*Input records*.
▼
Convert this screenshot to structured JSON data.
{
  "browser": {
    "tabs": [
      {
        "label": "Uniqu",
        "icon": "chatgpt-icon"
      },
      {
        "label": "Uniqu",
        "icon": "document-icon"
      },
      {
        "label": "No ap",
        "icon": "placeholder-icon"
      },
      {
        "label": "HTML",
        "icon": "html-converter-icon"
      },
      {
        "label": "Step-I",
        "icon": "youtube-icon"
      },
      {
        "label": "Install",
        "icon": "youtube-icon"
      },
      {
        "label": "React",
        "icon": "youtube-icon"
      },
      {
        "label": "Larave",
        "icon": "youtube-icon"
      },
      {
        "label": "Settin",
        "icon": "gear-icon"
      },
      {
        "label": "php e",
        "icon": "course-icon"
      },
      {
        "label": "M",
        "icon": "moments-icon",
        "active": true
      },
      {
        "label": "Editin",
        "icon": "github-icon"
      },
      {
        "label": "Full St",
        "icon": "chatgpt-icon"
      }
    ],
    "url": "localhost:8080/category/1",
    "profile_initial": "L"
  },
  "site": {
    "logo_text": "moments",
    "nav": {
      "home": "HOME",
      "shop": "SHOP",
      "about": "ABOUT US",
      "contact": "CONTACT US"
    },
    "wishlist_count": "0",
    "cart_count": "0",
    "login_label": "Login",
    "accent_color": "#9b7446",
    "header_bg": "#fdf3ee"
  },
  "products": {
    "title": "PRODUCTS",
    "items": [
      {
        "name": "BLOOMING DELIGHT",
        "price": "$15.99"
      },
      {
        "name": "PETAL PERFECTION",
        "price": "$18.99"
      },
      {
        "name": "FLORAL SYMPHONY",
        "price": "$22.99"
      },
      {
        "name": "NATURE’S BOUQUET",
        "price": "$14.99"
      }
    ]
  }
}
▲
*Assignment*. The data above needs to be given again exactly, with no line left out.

*Answer to this problem*.
Convert this screenshot to structured JSON data.
{
  "browser": {
    "tabs": [
      {
        "label": "Uniqu",
        "icon": "chatgpt-icon"
      },
      {
        "label": "Uniqu",
        "icon": "document-icon"
      },
      {
        "label": "No ap",
        "icon": "placeholder-icon"
      },
      {
        "label": "HTML",
        "icon": "html-converter-icon"
      },
      {
        "label": "Step-I",
        "icon": "youtube-icon"
      },
      {
        "label": "Install",
        "icon": "youtube-icon"
      },
      {
        "label": "React",
        "icon": "youtube-icon"
      },
      {
        "label": "Larave",
        "icon": "youtube-icon"
      },
      {
        "label": "Settin",
        "icon": "gear-icon"
      },
      {
        "label": "php e",
        "icon": "course-icon"
      },
      {
        "label": "M",
        "icon": "moments-icon",
        "active": true
      },
      {
        "label": "Editin",
        "icon": "github-icon"
      },
      {
        "label": "Full St",
        "icon": "chatgpt-icon"
      }
    ],
    "url": "localhost:8080/category/1",
    "profile_initial": "L"
  },
  "site": {
    "logo_text": "moments",
    "nav": {
      "home": "HOME",
      "shop": "SHOP",
      "about": "ABOUT US",
      "contact": "CONTACT US"
    },
    "wishlist_count": "0",
    "cart_count": "0",
    "login_label": "Login",
    "accent_color": "#9b7446",
    "header_bg": "#fdf3ee"
  },
  "products": {
    "title": "PRODUCTS",
    "items": [
      {
        "name": "BLOOMING DELIGHT",
        "price": "$15.99"
      },
      {
        "name": "PETAL PERFECTION",
        "price": "$18.99"
      },
      {
        "name": "FLORAL SYMPHONY",
        "price": "$22.99"
      },
      {
        "name": "NATURE’S BOUQUET",
        "price": "$14.99"
      }
    ]
  }
}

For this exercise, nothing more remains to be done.